Lesson
Region
Antarctic
Completion Time
About 1 period
Grade
Middle School and Up
Permission
Download and Share
Author(s)
Lindsay Knippenberg
Materials
Student Handouts
Pictures of data from experiment (or the teacher can copy it down from the website and give the students the handout with the data already on it) (See Resources section).
Topic
Earth Science
Environmental Studies
Water Cycle, Weather, and Climate
Polar Science
General Environmental Studies
General Polar Science
Snow and Ice Science
Climate Change

Overview

Even in Antarctica ice will melt. As the sun stays higher and higher in the sky as summer progresses, the warm sun causes the ice to melt. The questions that we are going to ask are: 1) Does clean ice (no sediment) or dirty ice (has sediment mixed in it) melt faster? and 2) Would the ice melt if all the sunlight were reflected away? To answer these questions we melted a piece of dirty ice, a piece of clean ice, and a piece of ice covered in aluminum foil while also recording the air temperature. Students will view the pictures, record the data, graph the data, and then interpret the results.

Objectives

All students will be able to describe albedo and how it affects the melting rates of ice and its implications towards climate change.

Lesson Preparation

This lesson is fairly easy to complete in one or two class periods with little or no preparation. If the students will view the pictures directly, they will need internet access. If computers are not accessible, the teacher could copy down the data and use this activity as a graphing and interpretation lesson. Before beginning this lesson, students should have the basic knowledge necessary to make their own line graph. They should also have some prior knowledge of the albedo effect and other factors leading to ice melt.

Procedure

  1. Review the pre-lab questions together
  2. Make hypotheses
  3. Use the pictures on the PolarTREC Journal to fill in the data table
  4. Use the data to complete the ice melt and temperature graphs
  5. Interpret the graphs and answer the follow-up questions
  6. Review as a class

Extension

Do your own experiment!
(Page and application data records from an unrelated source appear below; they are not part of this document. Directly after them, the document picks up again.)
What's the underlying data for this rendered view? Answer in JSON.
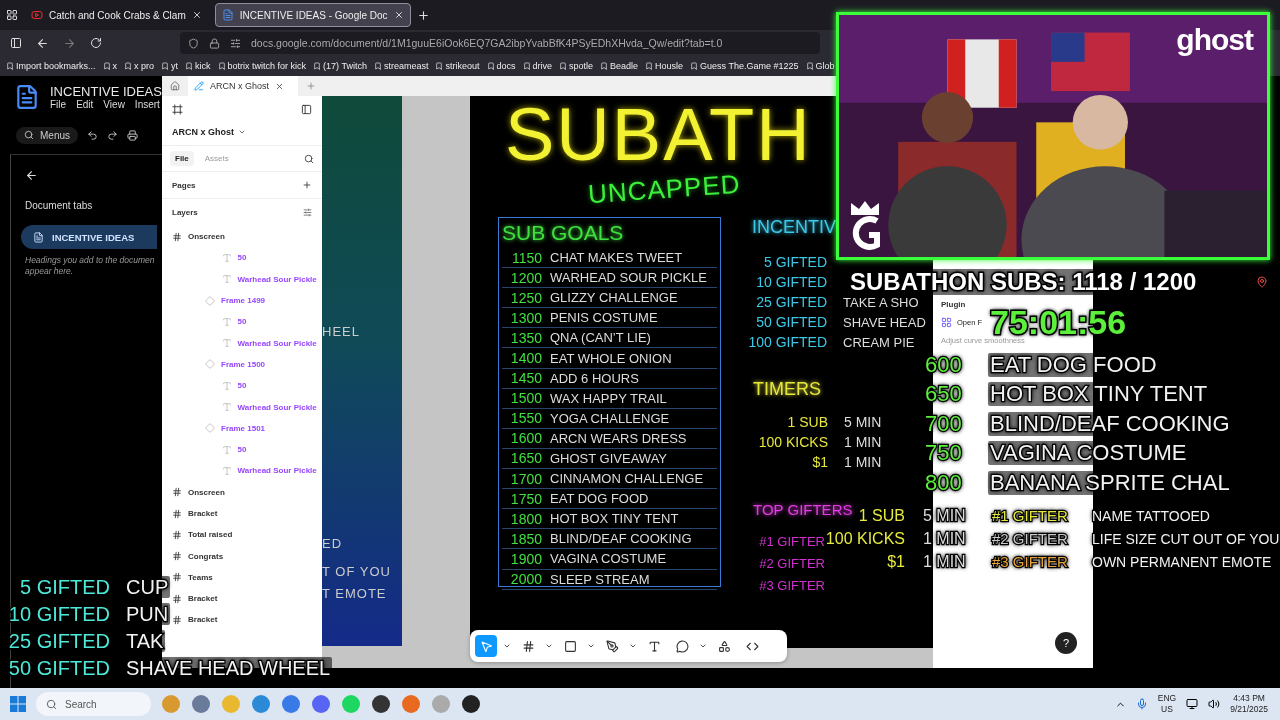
{
  "browser": {
    "tabs": [
      {
        "title": "Catch and Cook Crabs & Clam",
        "kind": "video",
        "selected": false
      },
      {
        "title": "INCENTIVE IDEAS - Google Doc",
        "kind": "doc",
        "selected": true
      }
    ],
    "url": {
      "host": "docs.google.com",
      "path": "/document/d/1M1guuE6iOok6EQ7GA2ibpYvabBfK4PSyEDhXHvda_Qw/edit?tab=t.0"
    },
    "bookmarks": [
      "Import bookmarks...",
      "x",
      "x pro",
      "yt",
      "kick",
      "botrix twitch for kick",
      "(17) Twitch",
      "streameast",
      "strikeout",
      "docs",
      "drive",
      "spotle",
      "Beadle",
      "Housle",
      "Guess The.Game #1225",
      "Glob"
    ]
  },
  "docs": {
    "title": "INCENTIVE IDEAS",
    "menu": [
      "File",
      "Edit",
      "View",
      "Insert"
    ],
    "search_placeholder": "Menus",
    "sidebar_title": "Document tabs",
    "tabs": [
      {
        "label": "INCENTIVE IDEAS",
        "selected": true
      }
    ],
    "hint": "Headings you add to the documen appear here."
  },
  "figma": {
    "tab_title": "ARCN x Ghost",
    "file_name": "ARCN x Ghost",
    "panel_tabs": [
      {
        "label": "File",
        "selected": true
      },
      {
        "label": "Assets",
        "selected": false
      }
    ],
    "pages_label": "Pages",
    "layers_label": "Layers",
    "layers": [
      {
        "name": "Onscreen",
        "kind": "frame",
        "children": [
          {
            "children": [
              {
                "children": [
                  {
                    "name": "50",
                    "kind": "text"
                  },
                  {
                    "name": "Warhead Sour Pickle",
                    "kind": "text"
                  }
                ]
              },
              {
                "name": "Frame 1499",
                "kind": "component",
                "children": [
                  {
                    "name": "50",
                    "kind": "text"
                  },
                  {
                    "name": "Warhead Sour Pickle",
                    "kind": "text"
                  }
                ]
              },
              {
                "name": "Frame 1500",
                "kind": "component",
                "children": [
                  {
                    "name": "50",
                    "kind": "text"
                  },
                  {
                    "name": "Warhead Sour Pickle",
                    "kind": "text"
                  }
                ]
              },
              {
                "name": "Frame 1501",
                "kind": "component",
                "children": [
                  {
                    "name": "50",
                    "kind": "text"
                  },
                  {
                    "name": "Warhead Sour Pickle",
                    "kind": "text"
                  }
                ]
              }
            ]
          }
        ]
      },
      {
        "name": "Onscreen",
        "kind": "frame"
      },
      {
        "name": "Bracket",
        "kind": "frame"
      },
      {
        "name": "Total raised",
        "kind": "frame"
      },
      {
        "name": "Congrats",
        "kind": "frame"
      },
      {
        "name": "Teams",
        "kind": "frame"
      },
      {
        "name": "Bracket",
        "kind": "frame"
      },
      {
        "name": "Bracket",
        "kind": "frame"
      }
    ],
    "side_frame_texts": [
      "HEEL",
      "ED",
      "T OF YOU",
      "T EMOTE"
    ],
    "design": {
      "title": "SUBATH",
      "subtitle": "UNCAPPED",
      "goals_heading": "SUB GOALS",
      "goals": [
        {
          "subs": "1150",
          "reward": "CHAT MAKES TWEET"
        },
        {
          "subs": "1200",
          "reward": "WARHEAD SOUR PICKLE"
        },
        {
          "subs": "1250",
          "reward": "GLIZZY CHALLENGE"
        },
        {
          "subs": "1300",
          "reward": "PENIS COSTUME"
        },
        {
          "subs": "1350",
          "reward": "QNA (CAN’T LIE)"
        },
        {
          "subs": "1400",
          "reward": "EAT WHOLE ONION"
        },
        {
          "subs": "1450",
          "reward": "ADD 6 HOURS"
        },
        {
          "subs": "1500",
          "reward": "WAX HAPPY TRAIL"
        },
        {
          "subs": "1550",
          "reward": "YOGA CHALLENGE"
        },
        {
          "subs": "1600",
          "reward": "ARCN WEARS DRESS"
        },
        {
          "subs": "1650",
          "reward": "GHOST GIVEAWAY"
        },
        {
          "subs": "1700",
          "reward": "CINNAMON CHALLENGE"
        },
        {
          "subs": "1750",
          "reward": "EAT DOG FOOD"
        },
        {
          "subs": "1800",
          "reward": "HOT BOX TINY TENT"
        },
        {
          "subs": "1850",
          "reward": "BLIND/DEAF COOKING"
        },
        {
          "subs": "1900",
          "reward": "VAGINA COSTUME"
        },
        {
          "subs": "2000",
          "reward": "SLEEP STREAM"
        }
      ],
      "incentives_heading": "INCENTIV",
      "incentives": [
        {
          "count": "5 GIFTED"
        },
        {
          "count": "10 GIFTED"
        },
        {
          "count": "25 GIFTED",
          "reward": "TAKE A SHO"
        },
        {
          "count": "50 GIFTED",
          "reward": "SHAVE HEAD"
        },
        {
          "count": "100 GIFTED",
          "reward": "CREAM PIE"
        }
      ],
      "timers_heading": "TIMERS",
      "timers": [
        {
          "amount": "1 SUB",
          "time": "5 MIN"
        },
        {
          "amount": "100 KICKS",
          "time": "1 MIN"
        },
        {
          "amount": "$1",
          "time": "1 MIN"
        }
      ],
      "gifters_heading": "TOP GIFTERS",
      "gifters": [
        {
          "rank": "#1 GIFTER"
        },
        {
          "rank": "#2 GIFTER"
        },
        {
          "rank": "#3 GIFTER"
        }
      ]
    },
    "plugin": {
      "section": "Plugin",
      "name": "Open F",
      "hint": "Adjust curve smoothness"
    },
    "help": "?"
  },
  "stream_overlay": {
    "logo": "ghost",
    "subs": "SUBATHON SUBS: 1118 / 1200",
    "timer": "75:01:56",
    "goals": [
      {
        "subs": "600",
        "reward": "EAT DOG FOOD"
      },
      {
        "subs": "650",
        "reward": "HOT BOX TINY TENT"
      },
      {
        "subs": "700",
        "reward": "BLIND/DEAF COOKING"
      },
      {
        "subs": "750",
        "reward": "VAGINA COSTUME"
      },
      {
        "subs": "800",
        "reward": "BANANA SPRITE CHAL"
      }
    ],
    "timers": [
      {
        "amount": "1 SUB",
        "time": "5 MIN"
      },
      {
        "amount": "100 KICKS",
        "time": "1 MIN"
      },
      {
        "amount": "$1",
        "time": "1 MIN"
      }
    ],
    "gifters": [
      {
        "rank": "#1 GIFTER",
        "reward": "NAME TATTOOED",
        "color": "#e6ea3c"
      },
      {
        "rank": "#2 GIFTER",
        "reward": "LIFE SIZE CUT OUT OF YOU",
        "color": "#c8c8c8"
      },
      {
        "rank": "#3 GIFTER",
        "reward": "OWN PERMANENT EMOTE",
        "color": "#e8a33a"
      }
    ],
    "incentives": [
      {
        "count": "5 GIFTED",
        "reward": "CUP"
      },
      {
        "count": "10 GIFTED",
        "reward": "PUN"
      },
      {
        "count": "25 GIFTED",
        "reward": "TAK"
      },
      {
        "count": "50 GIFTED",
        "reward": "SHAVE HEAD WHEEL"
      }
    ]
  },
  "taskbar": {
    "search_placeholder": "Search",
    "language": "ENG",
    "region": "US",
    "time": "4:43 PM",
    "date": "9/21/2025"
  }
}
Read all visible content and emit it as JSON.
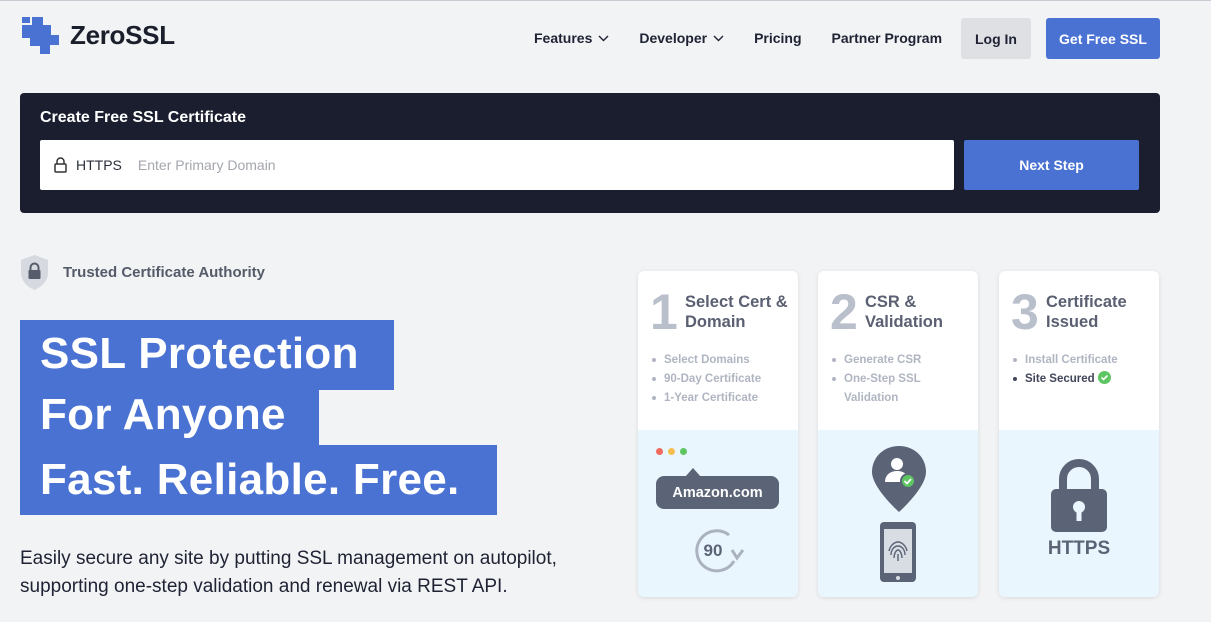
{
  "brand": {
    "name": "ZeroSSL",
    "accent": "#4a72d3",
    "dark": "#1b1e2e"
  },
  "nav": {
    "items": [
      {
        "label": "Features",
        "dropdown": true
      },
      {
        "label": "Developer",
        "dropdown": true
      },
      {
        "label": "Pricing",
        "dropdown": false
      },
      {
        "label": "Partner Program",
        "dropdown": false
      }
    ],
    "login_label": "Log In",
    "cta_label": "Get Free SSL"
  },
  "create": {
    "title": "Create Free SSL Certificate",
    "protocol": "HTTPS",
    "placeholder": "Enter Primary Domain",
    "value": "",
    "next_label": "Next Step"
  },
  "hero": {
    "badge_text": "Trusted Certificate Authority",
    "lines": [
      "SSL Protection",
      "For Anyone",
      "Fast. Reliable. Free."
    ],
    "description": "Easily secure any site by putting SSL management on autopilot, supporting one-step validation and renewal via REST API."
  },
  "steps": [
    {
      "number": "1",
      "title": "Select Cert & Domain",
      "items": [
        {
          "text": "Select Domains",
          "done": false
        },
        {
          "text": "90-Day Certificate",
          "done": false
        },
        {
          "text": "1-Year Certificate",
          "done": false
        }
      ],
      "illustration": {
        "domain": "Amazon.com",
        "days": "90"
      }
    },
    {
      "number": "2",
      "title": "CSR & Validation",
      "items": [
        {
          "text": "Generate CSR",
          "done": false
        },
        {
          "text": "One-Step SSL Validation",
          "done": false
        }
      ],
      "illustration": {
        "icons": [
          "user-pin-icon",
          "fingerprint-phone-icon"
        ]
      }
    },
    {
      "number": "3",
      "title": "Certificate Issued",
      "items": [
        {
          "text": "Install Certificate",
          "done": false
        },
        {
          "text": "Site Secured",
          "done": true
        }
      ],
      "illustration": {
        "label": "HTTPS"
      }
    }
  ]
}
Make your own set-up with ice cubes with and without sediment to create clean and dirty ice. Have students record the results and compare it to our results.

Resources

Pictures available through the PolarTREC Journal at:
http://www.polartrec.com/expeditions/microorganisms-in-antarctic-glacieā€¦

Assessment

See follow-up questions on student handout

Credits

Lindsay Knippenberg. PolarTREC 2009. lknippenberg [at] solake.org

Standards

9-12 Content Standard A: Science As Inquiry: Content Standard B: Physical Science: Content Standard F: Science In Personal and Social Perspectives: a. Abilities necessary to do scientific inquiry b. Understandings about scientific inquiry a. Properties and changes of properties in matter b. Populations, resources, and environments Content Standard A: Science As Inquiry: Content Standard F: Science In Personal and Social Perspectives: a. Abilities necessary to do scientific inquiry b. Understandings about scientific inquiry c. Natural resources d. Environmental quality f. Science and technology in local, national, and global challenges
Attachment Size
Who Will Melt First Lesson428.31 KB 428.31 KB
Who Will Melt First Student Handout227 KB 227 KB